#20laps – The Linden Swimming Pool

Ice pelts metal in an elemental rage. The noise is deafening inside the indoor Linden swimming pool, but it’s a good thing we came here – it’s not exactly poolside weather. Pockets of Speedoed swimmers with towelled shoulders stand clumped together, dripping onto the concrete, their breath misting up the glass windows. The sky cracks with electricity. I see the rest of the #20laps team and head over to them. “We’ve been told to get out the water because of the lightening,” says Alex. All I hear is “out” and “water” and “lightening”. Gail gestures to me so I stand next to her; she leans in close and shouts something about the superintendent not wanting to talk to anyone or have his photo taken.

Continue Reading

#20laps – The Zoo Lake Swimming Pool

It looks like the whole of Joburg has come to Zoo Lake. It’s an uncharacteristically sweltering spring day; there’s boating and braaiing, and the Boules Club is throbbing. I’m not quite sure where the Zoo Lake swimming pool is, so I stop to ask a very busy car guard. “It’s on the other side, mfethu,” he responds. Fair enough, I look like a small boy with my camo cap and sunglasses. Cars snake, engines groan, people hoot. I finally manage to find a spot. It’s a glorious day, and the entrance to the pool is glorious in equal measure: it’s grand and colonial and quondam. I pay my nine ront and enter.

Continue Reading

#20laps – The Melville Swimming Pool
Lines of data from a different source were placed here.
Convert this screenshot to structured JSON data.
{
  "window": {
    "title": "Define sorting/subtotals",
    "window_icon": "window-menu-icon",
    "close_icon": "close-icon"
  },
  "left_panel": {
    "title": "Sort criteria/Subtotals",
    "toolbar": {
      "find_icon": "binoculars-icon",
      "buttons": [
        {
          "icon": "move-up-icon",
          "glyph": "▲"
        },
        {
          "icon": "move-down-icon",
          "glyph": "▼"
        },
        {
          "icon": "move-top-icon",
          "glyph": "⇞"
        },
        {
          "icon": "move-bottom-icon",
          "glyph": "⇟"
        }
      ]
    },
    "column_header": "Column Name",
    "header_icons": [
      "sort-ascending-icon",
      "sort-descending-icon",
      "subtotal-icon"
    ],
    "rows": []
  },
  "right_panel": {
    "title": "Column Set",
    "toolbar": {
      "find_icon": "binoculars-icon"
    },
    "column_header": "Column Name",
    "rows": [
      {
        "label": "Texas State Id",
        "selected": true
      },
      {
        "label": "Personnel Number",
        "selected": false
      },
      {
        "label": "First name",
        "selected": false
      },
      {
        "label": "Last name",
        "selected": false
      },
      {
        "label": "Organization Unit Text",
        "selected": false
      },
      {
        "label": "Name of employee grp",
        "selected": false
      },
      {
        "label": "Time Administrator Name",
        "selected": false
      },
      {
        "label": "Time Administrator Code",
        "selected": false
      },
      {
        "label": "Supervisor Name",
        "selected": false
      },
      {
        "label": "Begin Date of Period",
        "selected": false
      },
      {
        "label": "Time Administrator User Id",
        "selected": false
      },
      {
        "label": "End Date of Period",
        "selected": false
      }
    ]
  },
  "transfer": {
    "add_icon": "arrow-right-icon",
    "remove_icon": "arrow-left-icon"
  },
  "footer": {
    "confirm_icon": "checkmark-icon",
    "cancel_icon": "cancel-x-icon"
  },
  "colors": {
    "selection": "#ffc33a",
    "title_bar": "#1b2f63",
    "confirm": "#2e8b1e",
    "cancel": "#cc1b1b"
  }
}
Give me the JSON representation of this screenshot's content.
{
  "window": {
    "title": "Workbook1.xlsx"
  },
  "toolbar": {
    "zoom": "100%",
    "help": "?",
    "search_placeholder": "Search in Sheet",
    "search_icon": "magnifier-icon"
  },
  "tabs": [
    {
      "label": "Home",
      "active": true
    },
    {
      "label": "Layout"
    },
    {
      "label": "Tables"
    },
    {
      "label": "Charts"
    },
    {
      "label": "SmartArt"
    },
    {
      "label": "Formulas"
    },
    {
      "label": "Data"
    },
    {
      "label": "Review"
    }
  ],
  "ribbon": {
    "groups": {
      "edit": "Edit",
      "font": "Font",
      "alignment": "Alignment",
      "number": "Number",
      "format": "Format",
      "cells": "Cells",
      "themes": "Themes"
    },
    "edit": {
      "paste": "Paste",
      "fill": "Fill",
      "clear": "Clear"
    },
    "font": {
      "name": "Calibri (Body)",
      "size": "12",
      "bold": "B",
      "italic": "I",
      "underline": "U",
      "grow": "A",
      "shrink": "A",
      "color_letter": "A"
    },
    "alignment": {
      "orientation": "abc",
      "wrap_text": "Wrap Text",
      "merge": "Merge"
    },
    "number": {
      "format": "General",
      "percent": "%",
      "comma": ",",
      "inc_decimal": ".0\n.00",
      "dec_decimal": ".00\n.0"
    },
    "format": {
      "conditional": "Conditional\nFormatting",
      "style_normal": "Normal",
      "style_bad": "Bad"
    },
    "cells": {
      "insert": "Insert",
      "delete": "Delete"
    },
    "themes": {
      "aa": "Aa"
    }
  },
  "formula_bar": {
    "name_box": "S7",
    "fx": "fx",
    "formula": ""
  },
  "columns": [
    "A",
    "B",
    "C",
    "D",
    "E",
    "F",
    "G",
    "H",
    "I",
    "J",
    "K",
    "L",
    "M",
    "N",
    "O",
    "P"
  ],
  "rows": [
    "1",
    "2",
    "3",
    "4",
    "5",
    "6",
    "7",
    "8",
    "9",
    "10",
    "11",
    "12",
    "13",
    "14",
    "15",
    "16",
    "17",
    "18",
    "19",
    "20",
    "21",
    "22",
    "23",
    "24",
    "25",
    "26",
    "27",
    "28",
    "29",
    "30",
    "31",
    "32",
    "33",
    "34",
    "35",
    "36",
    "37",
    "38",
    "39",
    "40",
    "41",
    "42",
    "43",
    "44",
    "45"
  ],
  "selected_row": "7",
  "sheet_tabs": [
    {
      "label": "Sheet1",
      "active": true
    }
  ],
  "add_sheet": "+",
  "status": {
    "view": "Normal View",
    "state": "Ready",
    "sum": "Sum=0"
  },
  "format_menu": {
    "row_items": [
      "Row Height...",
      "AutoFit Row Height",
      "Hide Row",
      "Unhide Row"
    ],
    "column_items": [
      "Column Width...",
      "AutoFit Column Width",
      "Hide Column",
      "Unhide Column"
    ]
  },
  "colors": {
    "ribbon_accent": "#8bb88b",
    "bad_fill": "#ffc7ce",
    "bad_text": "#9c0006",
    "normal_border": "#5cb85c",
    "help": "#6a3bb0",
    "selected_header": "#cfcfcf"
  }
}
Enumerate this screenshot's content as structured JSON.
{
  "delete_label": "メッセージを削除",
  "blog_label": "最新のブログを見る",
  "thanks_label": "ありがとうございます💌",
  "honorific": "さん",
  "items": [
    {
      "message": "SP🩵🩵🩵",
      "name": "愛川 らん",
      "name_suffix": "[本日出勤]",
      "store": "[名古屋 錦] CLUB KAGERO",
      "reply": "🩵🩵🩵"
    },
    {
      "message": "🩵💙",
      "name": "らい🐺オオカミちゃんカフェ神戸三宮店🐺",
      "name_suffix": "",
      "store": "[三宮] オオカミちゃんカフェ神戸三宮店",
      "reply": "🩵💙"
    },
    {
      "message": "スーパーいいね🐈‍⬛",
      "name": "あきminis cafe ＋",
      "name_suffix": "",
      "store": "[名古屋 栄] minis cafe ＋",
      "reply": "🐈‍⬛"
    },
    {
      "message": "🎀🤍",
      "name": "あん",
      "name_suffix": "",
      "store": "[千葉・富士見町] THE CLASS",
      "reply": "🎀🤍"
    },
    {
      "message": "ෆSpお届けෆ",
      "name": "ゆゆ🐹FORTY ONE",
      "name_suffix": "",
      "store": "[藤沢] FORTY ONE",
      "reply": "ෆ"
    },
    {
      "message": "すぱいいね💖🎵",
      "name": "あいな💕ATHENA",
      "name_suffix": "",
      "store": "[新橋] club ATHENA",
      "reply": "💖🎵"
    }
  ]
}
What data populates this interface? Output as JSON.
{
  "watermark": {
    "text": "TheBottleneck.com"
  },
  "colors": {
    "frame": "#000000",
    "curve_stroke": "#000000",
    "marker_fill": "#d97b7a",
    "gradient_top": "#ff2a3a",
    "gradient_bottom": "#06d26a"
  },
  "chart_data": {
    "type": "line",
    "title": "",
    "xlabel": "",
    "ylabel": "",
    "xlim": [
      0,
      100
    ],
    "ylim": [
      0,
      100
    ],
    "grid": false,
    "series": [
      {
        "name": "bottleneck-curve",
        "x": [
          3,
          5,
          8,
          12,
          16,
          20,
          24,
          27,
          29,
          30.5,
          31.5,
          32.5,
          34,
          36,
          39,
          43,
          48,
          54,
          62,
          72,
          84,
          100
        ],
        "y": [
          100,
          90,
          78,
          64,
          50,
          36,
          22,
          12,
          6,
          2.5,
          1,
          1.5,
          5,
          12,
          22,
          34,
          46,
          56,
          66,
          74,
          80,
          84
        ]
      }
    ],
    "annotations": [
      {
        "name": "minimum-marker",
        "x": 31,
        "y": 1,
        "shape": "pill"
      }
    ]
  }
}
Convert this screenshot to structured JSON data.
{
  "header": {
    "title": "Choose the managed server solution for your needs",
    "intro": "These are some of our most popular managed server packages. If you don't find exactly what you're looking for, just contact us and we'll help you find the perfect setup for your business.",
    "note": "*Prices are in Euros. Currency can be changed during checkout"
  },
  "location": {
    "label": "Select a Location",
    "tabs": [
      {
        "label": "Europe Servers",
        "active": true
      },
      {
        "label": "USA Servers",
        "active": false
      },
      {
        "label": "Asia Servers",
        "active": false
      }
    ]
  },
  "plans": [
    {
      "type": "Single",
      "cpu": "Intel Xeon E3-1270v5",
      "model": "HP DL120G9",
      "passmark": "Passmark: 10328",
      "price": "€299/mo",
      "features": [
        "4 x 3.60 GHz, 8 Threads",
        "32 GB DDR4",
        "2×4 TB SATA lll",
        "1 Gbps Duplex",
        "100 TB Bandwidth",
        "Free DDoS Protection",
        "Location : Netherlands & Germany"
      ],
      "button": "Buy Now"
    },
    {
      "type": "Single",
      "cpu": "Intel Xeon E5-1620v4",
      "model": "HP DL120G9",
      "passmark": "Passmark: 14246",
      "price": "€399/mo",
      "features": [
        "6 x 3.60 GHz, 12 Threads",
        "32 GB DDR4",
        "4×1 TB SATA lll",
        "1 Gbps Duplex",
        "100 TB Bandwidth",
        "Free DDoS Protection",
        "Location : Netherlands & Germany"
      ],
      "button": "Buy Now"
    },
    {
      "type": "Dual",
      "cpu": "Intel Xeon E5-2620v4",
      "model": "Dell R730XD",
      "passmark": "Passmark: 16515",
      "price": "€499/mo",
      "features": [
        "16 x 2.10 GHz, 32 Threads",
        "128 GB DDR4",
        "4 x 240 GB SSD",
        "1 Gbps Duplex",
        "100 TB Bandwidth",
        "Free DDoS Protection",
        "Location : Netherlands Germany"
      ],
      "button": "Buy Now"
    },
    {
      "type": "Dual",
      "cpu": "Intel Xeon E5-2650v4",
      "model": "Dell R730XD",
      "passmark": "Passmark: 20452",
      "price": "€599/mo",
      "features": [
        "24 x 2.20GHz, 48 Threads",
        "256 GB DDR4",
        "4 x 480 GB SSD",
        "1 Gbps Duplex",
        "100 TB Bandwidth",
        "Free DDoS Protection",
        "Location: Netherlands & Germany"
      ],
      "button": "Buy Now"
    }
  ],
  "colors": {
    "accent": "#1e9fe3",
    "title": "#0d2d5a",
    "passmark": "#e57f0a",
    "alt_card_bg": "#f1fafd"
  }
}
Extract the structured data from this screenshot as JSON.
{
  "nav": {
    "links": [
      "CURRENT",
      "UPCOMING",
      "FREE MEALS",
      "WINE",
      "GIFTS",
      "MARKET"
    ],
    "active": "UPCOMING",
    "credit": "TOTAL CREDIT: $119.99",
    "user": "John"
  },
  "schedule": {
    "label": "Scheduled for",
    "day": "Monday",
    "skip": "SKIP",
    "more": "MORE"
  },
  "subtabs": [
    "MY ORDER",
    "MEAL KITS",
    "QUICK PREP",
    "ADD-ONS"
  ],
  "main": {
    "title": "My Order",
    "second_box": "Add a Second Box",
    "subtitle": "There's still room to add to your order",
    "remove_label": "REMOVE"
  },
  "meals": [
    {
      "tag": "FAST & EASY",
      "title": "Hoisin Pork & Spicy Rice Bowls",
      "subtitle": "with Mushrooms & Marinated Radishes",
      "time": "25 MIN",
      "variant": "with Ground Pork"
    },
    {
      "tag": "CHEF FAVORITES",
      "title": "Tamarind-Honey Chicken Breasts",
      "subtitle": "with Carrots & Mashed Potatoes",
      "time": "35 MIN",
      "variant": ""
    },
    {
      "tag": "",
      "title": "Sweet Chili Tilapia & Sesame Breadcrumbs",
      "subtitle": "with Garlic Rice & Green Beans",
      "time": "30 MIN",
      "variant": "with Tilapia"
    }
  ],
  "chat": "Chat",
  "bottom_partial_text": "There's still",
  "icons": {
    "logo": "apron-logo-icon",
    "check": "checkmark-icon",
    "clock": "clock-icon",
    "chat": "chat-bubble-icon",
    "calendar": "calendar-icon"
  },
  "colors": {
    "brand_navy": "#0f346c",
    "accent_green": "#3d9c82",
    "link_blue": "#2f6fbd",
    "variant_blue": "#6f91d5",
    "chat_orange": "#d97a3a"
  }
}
I had no idea the Melville swimming pool existed. I’d been to the Melville Spar a number of times, and I’d never noticed the blue sign that says SWIMMING POOL, with an arrow pointing downwards and a jiggly line indicating the steps one has to descend to reach said pool. Once downstairs, there’s a standard-issue underground parking lot, and still the pool – hidden behind parking bays and a car wash – is easy to miss…

Continue Reading

#20laps – The Bez Valley Swimming Pool (Hofland Park Recreation Centre)

Some white people come here, especially on a Sunday. But I don’t know where they are today,” says Thando. His faded, red board shorts have a large rip on the right leg, as if a sabre-tooth tiger got hold of them. He holds a plastic Power Rangers mask in one hand; its thin elastic bounces between his index and middle fingers. When he talks, his gold front tooth glints in the sun. Lots of small black children are at the Bez Valley Pool; Thando, the lifeguard, is one of the few adults. A group of teenage boys play soccer, a man with a Rasta hat sits on a bench under a tree and strums a guitar, while a guy in an incongruous Angkor Wat T-shirt stands with arms folded, looking at the kids splashing in the pool, wistfully (I wonder: where did he get the T-shirt from? Was it given to him? Has he been to Cambodia?)…

Continue Reading

#20laps – The Sydenham Public Pool

Walking into the change rooms of the Sydenham Public Pool is like stepping back into my 1980s childhood, except instead of a magical cupboard that opens onto Narnia, the change room reveals mirages of late apartheid, that I thought I’d forgotten: signs on the walls read DAMES/FEMALES / CLOAKROOM/ NA SWEMBAD TOE; the Nationalist concrete tiles; a broken deckchair; the slatted wood to sit on. NA SWEMBAD TOE. The language hasn’t changed but the sunlight now refracts off black bodies. The public pool is fairly busy on a hot Sunday afternoon, and there are a number of small black kids splashing in the shallow end. A young, beefy white guy walks next to the pool. He has a half-done dragon tattoo on his back, and a silver spiral pushed through one of his earlobes. A little black boy creeps up behind him and taps him on the back; the hulk-man pretend-smacks the boy on the cheek; the boy giggles and scampers off. Another kid springs off the diving board, feet first, while a guy with a man bun balances a small blond boy on his shoulders. At the far corner of the poolside there’s a middle-aged man with a black yarmulke atop his head, a lilo is stuffed under his wife’s arm. Another women wears a headscarf; her elbows and ankles hidden. There aren’t many people in the deep end…

Continue Reading